Filed under:

Scandal or Just Stupidity?

New, 3 comments

UPDATE:  Here is the full statement from Stars, Stripes and Skates in response to the recent New York Post article.

 

So, the past few days have seen a couple of articles about a charity run in part by Johnny Weir's agent, Tara Modlin.  Modlin was an organizer of 9/11 Families Giving Back, a charity for terror victims and families of terror victims. The charity raised money through the "Stars, Stripes, and Skates" shows.  The New York Post and other outlets are reporting that no money was ever paid to any beneficiaries (although it appears that the charity changed its mission from helping victims to just general 9/11 awareness pretty early on).  Additionally, the reports are that the IRS stripped the charity of its tax exempt status because of a failure to file income reports.

Modlin states in the Post that the tax issue was because a volunteer accountant did not file the reports.

The link to the Post article.

**Updated:  I am going to point out that the Post article has pertinent facts wrong, such as naming skaters who did not even appear in the shows.  I have removed those skaters names and apologize for ever putting that blurb on the blog...

According to CBS, Modlin has released a statement including the following:

In a statement, Modlin said: "We were not singled out for fraudulent practices, nor has the IRS targeted the foundation for such. I inadvertently missed the filing re-certification deadline of May 2010."

Modlin calls it an oversight, and as for the $200,000 she said the shows took in over 10 years, she claims to have never taken a dime, putting all the money back into the shows.

It is important to reiterate from above that it appears that the charity is only being accused of failing to file forms. And some articles and sources are implying that the charity was misleading because it never actually paid out any money to victims (this is not illegal, though, if the charity never claimed it would do so).  It has also been reported that young skaters looking to participate were encouraged to pay audition fees and donations.

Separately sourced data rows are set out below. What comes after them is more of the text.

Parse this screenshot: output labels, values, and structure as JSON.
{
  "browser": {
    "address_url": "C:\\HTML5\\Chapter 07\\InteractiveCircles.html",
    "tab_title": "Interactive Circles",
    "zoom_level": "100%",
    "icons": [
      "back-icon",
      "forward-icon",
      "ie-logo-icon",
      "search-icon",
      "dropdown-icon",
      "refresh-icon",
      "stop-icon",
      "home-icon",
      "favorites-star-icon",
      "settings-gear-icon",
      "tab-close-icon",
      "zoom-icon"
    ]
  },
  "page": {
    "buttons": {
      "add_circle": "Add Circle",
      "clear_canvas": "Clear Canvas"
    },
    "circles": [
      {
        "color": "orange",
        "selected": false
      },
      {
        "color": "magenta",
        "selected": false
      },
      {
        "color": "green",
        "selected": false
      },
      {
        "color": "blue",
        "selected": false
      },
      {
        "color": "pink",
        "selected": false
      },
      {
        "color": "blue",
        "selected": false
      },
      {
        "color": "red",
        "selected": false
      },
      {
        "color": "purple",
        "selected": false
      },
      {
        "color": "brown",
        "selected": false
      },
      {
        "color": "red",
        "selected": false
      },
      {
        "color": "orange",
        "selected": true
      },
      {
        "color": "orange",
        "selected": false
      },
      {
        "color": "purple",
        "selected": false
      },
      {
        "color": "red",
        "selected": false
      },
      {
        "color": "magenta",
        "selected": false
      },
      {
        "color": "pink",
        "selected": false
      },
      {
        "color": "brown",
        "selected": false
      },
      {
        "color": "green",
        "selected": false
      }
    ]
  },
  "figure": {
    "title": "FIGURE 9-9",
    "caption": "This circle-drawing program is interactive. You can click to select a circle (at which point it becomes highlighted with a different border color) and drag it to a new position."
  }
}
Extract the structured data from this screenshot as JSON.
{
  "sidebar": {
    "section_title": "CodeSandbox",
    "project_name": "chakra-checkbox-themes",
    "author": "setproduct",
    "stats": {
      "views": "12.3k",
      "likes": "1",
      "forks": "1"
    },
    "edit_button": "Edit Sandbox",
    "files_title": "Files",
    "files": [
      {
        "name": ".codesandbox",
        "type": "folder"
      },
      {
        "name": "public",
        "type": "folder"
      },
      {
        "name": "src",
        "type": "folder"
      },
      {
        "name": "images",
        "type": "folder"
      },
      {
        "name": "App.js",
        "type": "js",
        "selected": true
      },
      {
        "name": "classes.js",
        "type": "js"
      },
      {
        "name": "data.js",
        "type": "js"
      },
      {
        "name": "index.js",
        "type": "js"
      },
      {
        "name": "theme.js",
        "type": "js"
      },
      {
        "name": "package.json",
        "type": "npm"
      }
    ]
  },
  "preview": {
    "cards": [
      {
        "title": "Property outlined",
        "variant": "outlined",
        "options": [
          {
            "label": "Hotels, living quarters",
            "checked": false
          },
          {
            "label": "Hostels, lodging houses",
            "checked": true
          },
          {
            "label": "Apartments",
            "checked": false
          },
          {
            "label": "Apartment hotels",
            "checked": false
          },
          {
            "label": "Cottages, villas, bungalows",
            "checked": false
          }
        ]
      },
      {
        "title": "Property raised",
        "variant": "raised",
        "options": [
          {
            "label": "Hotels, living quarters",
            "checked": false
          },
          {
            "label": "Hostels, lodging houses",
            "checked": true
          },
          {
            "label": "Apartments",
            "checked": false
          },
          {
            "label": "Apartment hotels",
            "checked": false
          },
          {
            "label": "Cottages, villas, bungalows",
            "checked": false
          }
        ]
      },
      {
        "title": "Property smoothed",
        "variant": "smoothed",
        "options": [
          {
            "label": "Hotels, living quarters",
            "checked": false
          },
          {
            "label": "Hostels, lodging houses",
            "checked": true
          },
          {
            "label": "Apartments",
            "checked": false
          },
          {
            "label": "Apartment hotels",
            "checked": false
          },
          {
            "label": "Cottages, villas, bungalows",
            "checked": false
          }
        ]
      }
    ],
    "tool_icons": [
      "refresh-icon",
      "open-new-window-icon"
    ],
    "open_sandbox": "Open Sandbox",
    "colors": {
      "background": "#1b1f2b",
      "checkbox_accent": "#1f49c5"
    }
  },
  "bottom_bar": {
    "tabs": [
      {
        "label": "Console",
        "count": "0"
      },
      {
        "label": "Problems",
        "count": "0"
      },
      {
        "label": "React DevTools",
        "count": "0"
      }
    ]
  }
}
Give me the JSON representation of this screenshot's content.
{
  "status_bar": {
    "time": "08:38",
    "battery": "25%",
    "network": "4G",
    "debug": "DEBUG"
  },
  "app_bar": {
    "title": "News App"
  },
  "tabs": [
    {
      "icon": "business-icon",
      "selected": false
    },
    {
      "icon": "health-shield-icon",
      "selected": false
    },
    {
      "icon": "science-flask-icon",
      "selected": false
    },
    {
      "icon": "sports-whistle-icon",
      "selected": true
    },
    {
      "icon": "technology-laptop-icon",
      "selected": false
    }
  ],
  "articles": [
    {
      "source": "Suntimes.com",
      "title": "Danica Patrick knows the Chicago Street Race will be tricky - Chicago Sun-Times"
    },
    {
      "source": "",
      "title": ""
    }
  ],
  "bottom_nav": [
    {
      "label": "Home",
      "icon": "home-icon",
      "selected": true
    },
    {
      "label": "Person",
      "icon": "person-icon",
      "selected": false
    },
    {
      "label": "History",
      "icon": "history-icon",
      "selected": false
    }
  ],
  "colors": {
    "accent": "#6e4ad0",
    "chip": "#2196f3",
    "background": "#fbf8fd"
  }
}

Apparently Modlin told the Post that the group changed its mission to focus on the memorial skating shows. It rubs me the wrong way that the charity is taking people's money on the pretext of teaching people about 9/11 through a skating show; I just don't really understand how that worked.  I think maybe it's time for the group to examine whether its mission is truly being accomplished and whether ticket purchasers and contributors really understand that the money is only going back into the ice shows.  

Some major skaters and their families have been coming out to deny involvement, which I guess are efforts to distance themselves from this because it's definitely being reported sensationally right now.